- _Work request_
If a line in the entries below holds the string "action", copy it.

- _Records for this task_
════
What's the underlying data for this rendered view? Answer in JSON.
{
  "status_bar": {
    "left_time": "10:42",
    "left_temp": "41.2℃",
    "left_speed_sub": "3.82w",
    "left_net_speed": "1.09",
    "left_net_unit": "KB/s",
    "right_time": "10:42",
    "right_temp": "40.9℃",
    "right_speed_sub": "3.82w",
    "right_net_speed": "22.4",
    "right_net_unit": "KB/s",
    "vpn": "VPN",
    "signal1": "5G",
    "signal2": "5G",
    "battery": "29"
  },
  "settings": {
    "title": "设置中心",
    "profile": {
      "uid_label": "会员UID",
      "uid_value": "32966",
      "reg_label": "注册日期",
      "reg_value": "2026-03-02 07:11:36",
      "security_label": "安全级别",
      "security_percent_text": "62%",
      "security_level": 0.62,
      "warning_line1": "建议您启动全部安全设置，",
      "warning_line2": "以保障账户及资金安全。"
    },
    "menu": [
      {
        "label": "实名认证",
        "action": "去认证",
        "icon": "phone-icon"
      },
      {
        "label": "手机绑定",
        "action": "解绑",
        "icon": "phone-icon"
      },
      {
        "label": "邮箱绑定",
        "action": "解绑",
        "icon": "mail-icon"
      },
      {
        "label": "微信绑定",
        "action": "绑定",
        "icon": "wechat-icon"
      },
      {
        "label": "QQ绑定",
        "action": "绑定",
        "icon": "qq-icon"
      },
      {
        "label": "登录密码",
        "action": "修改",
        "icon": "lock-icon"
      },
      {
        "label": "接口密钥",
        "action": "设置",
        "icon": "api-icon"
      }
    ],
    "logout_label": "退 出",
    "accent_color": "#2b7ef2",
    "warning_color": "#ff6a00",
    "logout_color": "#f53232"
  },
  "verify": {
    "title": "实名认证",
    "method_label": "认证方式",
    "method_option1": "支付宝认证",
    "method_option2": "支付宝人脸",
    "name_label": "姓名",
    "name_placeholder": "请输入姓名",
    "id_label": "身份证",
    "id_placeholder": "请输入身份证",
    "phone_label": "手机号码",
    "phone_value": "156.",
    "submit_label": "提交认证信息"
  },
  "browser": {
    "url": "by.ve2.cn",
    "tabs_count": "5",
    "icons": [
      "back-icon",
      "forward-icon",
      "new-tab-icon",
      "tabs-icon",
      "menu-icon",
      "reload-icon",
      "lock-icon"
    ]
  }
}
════
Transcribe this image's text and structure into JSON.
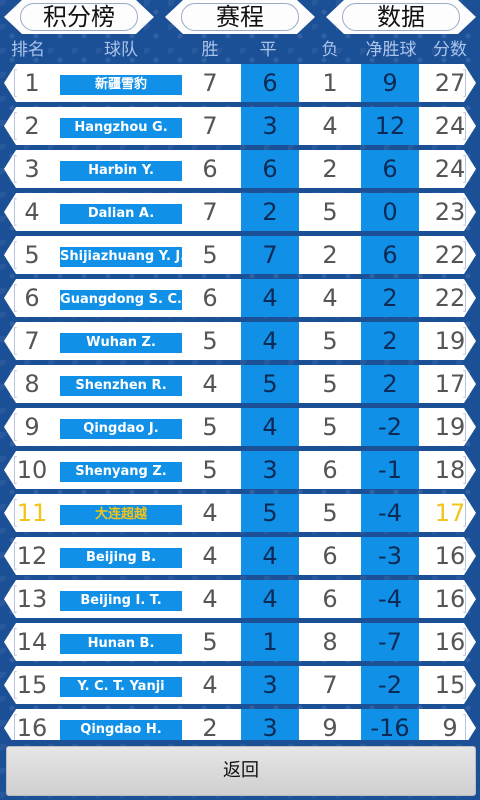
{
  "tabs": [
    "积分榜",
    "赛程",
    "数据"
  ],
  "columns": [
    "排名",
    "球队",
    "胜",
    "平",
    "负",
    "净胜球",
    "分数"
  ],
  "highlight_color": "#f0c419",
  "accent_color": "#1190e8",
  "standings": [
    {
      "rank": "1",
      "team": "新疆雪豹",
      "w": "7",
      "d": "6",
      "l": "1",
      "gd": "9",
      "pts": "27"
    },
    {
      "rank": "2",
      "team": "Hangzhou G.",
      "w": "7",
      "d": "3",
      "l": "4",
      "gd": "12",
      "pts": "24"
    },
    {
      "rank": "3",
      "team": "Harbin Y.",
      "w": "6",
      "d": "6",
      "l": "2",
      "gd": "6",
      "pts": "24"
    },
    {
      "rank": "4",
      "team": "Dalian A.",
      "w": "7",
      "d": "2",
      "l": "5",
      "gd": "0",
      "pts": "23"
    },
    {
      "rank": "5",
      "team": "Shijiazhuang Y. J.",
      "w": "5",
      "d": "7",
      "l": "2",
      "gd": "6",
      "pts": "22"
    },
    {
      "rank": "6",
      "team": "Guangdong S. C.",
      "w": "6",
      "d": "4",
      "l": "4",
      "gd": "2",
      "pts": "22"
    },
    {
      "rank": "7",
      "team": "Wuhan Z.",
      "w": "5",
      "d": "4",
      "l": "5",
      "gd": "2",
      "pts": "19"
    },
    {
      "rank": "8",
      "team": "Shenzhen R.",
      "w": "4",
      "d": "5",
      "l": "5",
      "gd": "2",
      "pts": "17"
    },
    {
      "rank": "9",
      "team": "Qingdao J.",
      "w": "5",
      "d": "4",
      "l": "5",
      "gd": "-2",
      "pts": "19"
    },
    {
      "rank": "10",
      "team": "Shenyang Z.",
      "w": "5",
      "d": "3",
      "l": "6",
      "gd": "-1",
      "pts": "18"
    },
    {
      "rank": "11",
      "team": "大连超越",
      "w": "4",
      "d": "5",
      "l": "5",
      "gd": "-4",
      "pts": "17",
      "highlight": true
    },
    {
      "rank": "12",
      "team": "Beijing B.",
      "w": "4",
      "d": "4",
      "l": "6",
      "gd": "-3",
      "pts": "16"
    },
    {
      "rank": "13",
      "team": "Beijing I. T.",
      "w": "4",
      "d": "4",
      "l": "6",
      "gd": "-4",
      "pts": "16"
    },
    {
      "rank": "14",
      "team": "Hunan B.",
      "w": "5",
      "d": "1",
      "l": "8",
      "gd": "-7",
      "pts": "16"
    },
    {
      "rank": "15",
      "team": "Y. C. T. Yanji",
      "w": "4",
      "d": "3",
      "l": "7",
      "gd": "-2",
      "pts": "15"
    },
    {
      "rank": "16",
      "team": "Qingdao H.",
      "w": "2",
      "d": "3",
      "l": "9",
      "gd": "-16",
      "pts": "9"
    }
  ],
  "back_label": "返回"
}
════
- _Result of the exercise_
        "action": "去认证",
        "action": "解绑",
        "action": "解绑",
        "action": "绑定",
        "action": "绑定",
        "action": "修改",
        "action": "设置",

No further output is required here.